Flood Protection and Atlas 14
The National Weather Service issued a rainfall study that aims to help state and local officials better understand potential flood risk in their areas. The study, known as Atlas 14, shows that the frequency of major storms that can take place in Fort Bend County and Sugar Land is expected to increase.
The Atlas 14 rainfall values are used for infrastructure design and planning activities under federal, state, and local regulations. They also help to determine flood risk, manage development in the floodplains, and forecast flooding threats for the entire state of Texas.
How is Sugar Land responding?

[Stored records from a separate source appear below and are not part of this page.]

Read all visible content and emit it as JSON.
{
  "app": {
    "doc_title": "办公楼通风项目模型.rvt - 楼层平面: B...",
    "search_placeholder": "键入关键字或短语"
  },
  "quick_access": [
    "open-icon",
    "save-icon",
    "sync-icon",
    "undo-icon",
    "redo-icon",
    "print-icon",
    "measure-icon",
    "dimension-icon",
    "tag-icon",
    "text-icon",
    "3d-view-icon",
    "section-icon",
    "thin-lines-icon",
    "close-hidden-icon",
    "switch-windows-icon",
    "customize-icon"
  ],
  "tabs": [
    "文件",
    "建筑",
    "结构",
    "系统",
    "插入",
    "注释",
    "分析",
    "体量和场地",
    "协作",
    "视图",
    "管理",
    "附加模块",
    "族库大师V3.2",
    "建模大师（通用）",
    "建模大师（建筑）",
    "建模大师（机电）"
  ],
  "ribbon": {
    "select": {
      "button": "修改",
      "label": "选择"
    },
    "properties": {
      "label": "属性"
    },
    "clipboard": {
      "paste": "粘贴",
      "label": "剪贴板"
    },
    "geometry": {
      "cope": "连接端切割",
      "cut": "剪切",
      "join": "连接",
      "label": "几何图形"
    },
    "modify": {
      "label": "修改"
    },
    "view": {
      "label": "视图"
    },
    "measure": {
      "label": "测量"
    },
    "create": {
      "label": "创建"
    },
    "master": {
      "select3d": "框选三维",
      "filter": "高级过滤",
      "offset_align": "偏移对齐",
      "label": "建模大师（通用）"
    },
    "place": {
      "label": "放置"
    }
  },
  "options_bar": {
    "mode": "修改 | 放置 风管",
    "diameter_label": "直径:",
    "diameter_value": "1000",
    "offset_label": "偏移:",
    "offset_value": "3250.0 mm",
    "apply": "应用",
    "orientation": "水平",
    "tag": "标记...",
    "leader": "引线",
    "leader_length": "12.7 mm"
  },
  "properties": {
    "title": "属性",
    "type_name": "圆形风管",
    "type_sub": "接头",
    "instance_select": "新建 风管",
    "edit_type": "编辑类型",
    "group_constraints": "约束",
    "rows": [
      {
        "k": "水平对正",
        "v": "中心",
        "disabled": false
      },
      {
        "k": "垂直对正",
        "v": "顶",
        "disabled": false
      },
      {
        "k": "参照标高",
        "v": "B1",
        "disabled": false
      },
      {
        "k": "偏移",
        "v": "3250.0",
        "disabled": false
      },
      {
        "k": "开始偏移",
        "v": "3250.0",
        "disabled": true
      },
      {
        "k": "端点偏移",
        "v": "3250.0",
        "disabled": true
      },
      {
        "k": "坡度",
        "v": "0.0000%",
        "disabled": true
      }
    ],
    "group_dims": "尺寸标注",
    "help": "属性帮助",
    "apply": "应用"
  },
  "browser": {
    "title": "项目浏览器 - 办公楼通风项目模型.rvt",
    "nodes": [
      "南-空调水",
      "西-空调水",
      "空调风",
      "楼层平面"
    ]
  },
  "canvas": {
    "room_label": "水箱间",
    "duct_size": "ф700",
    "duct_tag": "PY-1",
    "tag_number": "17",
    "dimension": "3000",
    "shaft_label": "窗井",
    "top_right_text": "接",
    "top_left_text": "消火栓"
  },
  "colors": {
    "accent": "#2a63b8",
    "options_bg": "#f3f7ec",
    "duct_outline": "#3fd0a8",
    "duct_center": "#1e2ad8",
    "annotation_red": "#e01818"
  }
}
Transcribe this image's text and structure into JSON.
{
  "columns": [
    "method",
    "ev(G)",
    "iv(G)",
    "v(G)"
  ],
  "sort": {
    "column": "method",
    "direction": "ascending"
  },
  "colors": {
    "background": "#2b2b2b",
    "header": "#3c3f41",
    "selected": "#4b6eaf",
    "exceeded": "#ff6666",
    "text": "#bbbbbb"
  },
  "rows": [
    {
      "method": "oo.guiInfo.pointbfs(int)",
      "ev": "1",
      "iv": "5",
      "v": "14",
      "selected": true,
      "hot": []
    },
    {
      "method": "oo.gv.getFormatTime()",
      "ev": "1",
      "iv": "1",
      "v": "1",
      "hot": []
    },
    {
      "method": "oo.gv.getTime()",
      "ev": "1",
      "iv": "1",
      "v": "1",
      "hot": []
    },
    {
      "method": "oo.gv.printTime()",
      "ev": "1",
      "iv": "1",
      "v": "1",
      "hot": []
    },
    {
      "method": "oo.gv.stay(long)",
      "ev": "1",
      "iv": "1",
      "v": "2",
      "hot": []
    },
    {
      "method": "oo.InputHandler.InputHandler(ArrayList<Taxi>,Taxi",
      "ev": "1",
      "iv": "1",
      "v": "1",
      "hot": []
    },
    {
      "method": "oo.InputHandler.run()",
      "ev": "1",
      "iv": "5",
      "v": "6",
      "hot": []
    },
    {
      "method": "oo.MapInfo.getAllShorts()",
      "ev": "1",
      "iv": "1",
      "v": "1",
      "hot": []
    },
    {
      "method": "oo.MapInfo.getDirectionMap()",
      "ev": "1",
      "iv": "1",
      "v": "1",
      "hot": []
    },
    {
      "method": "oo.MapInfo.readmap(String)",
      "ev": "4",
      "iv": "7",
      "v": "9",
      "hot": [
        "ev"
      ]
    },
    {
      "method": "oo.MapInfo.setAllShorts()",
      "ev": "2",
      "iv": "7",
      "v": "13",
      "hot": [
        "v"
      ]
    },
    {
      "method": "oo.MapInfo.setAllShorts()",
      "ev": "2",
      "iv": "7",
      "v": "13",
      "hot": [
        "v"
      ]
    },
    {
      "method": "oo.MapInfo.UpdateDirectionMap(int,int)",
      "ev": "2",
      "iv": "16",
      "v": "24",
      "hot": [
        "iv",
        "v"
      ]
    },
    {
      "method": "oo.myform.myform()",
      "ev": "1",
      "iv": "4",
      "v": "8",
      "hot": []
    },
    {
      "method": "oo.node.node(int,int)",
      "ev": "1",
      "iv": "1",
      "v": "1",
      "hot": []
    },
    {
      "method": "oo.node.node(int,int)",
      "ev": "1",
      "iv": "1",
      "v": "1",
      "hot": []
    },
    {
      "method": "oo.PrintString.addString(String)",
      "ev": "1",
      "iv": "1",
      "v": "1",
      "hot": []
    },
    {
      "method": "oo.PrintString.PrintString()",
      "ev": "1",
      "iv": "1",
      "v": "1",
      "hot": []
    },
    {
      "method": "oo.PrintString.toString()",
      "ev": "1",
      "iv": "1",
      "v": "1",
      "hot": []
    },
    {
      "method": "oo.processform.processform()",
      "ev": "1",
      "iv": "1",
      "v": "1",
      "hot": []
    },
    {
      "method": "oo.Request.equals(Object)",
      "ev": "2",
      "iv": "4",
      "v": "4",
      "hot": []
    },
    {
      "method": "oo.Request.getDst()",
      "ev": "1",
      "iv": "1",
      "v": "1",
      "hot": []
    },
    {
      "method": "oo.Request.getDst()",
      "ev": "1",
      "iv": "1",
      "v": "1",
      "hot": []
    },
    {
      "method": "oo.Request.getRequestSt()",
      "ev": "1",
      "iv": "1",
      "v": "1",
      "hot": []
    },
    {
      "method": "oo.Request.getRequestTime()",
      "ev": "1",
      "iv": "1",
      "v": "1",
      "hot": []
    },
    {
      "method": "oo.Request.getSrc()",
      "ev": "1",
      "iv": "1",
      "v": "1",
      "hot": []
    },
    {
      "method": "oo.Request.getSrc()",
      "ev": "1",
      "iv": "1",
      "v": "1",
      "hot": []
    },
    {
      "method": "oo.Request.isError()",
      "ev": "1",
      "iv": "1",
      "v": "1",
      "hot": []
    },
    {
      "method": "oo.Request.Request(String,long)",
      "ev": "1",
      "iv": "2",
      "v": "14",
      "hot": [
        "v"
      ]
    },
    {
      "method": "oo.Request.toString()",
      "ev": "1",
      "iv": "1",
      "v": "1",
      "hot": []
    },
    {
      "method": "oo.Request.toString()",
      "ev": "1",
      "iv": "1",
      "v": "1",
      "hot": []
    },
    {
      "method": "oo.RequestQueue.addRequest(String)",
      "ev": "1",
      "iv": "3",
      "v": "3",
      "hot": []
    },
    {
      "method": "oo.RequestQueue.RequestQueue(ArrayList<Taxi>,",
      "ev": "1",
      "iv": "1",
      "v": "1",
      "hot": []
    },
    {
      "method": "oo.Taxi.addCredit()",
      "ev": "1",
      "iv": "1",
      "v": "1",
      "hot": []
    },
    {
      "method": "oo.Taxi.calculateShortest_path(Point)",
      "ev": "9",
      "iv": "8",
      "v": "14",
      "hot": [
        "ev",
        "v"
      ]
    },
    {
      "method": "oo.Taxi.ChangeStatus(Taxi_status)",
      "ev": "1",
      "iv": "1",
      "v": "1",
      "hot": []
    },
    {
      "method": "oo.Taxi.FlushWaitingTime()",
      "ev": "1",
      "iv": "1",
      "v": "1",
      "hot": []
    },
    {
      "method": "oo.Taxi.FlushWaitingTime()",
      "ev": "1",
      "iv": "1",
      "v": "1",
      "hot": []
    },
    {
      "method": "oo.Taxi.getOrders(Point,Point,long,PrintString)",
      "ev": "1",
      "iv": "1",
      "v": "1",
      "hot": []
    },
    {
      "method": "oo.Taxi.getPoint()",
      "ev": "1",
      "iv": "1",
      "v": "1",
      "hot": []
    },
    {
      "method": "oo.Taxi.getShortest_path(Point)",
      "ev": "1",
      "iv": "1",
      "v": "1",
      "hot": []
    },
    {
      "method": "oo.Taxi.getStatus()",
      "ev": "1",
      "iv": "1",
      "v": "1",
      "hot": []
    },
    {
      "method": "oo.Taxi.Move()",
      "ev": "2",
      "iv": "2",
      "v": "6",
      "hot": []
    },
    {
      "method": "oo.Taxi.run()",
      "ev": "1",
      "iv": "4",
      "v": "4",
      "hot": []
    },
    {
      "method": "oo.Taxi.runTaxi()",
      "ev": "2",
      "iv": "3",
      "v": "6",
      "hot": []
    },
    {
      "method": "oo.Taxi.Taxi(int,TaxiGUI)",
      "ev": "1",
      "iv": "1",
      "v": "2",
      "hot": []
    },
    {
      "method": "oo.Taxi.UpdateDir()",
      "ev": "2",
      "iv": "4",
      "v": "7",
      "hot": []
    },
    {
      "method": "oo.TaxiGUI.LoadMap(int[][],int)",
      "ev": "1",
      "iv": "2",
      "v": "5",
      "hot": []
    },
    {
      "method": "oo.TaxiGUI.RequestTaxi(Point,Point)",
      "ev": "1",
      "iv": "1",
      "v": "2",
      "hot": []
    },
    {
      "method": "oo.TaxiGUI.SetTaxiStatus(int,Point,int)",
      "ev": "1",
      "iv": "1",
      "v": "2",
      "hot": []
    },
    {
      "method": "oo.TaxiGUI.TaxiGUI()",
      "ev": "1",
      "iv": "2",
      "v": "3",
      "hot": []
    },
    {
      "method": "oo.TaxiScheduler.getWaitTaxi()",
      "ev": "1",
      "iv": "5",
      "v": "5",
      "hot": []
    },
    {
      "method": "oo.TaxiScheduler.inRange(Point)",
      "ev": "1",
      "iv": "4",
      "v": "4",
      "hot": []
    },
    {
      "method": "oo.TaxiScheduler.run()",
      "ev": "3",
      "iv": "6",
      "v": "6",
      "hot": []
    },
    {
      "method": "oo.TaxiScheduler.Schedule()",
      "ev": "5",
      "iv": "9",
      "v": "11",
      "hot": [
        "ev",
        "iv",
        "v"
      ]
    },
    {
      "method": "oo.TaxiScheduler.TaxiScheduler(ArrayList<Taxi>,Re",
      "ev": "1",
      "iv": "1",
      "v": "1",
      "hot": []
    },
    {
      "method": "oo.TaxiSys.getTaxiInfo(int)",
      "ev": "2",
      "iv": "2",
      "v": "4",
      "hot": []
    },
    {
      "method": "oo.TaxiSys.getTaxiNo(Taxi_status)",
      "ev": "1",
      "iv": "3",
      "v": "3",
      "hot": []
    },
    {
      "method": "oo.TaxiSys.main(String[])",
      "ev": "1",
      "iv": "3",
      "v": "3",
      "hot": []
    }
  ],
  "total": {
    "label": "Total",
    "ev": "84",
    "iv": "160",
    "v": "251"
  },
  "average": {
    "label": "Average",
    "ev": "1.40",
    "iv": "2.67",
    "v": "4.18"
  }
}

Sugar Land adopted the Atlas 14 rainfall frequency estimates for Texas on April 2, 2019. This resulted in modifications to the city’s Development Code and Design Standards, the city-adopted guidelines that provide guidance for the review of requests to alter or develop new property within the city.
These changes resulting from the Atlas 14 adoption applies to new development and redevelopment areas within the city and its extraterritorial jurisdiction (ETJ).
The city updated city-wide ponding maps using the new Atlas 14 rainfall information in the fall of 2020. The updated maps shows the areas where potential street ponding might occur due to an increase in the frequency of intense rain events.
- What is Atlas 14?
- Why is it necessary to adopt the Atlas 14 rainfall frequency values?
- Who is affected by the implementation of Atlas 14?
- What is coincidental ponding?
- Are homes built to the new standards going to produce flooding in adjacent properties?
- What is the City doing to mitigate the impact of increased rainfall frequencies?
Flood Protection in Sugar Land
Atlas 14 - Quick Fact
Before the study, Sugar Land had a 1 percent chance to receive 12.5 inches of rain to fall in 24 hours (1 in 100) at any given time. The Atlas 14 study shows that this amount of rainfall is now likely to occur more frequently - a 4 percent chance for 12.5 inches of rain to fall in 24 hours (1 in 25) at any given time.
Areas located inside the current FEMA floodplain boundaries and areas protected by levees might see an increased risk of street ponding due to the Atlas 14 rainfall values.
Robert Wilson, P.E., CFM
Senior Engineering Manager
2700 Town Center Blvd. N.
Sugar Land, TX 77479
Ph: 281-275-2780 | Fx: 281-275-2771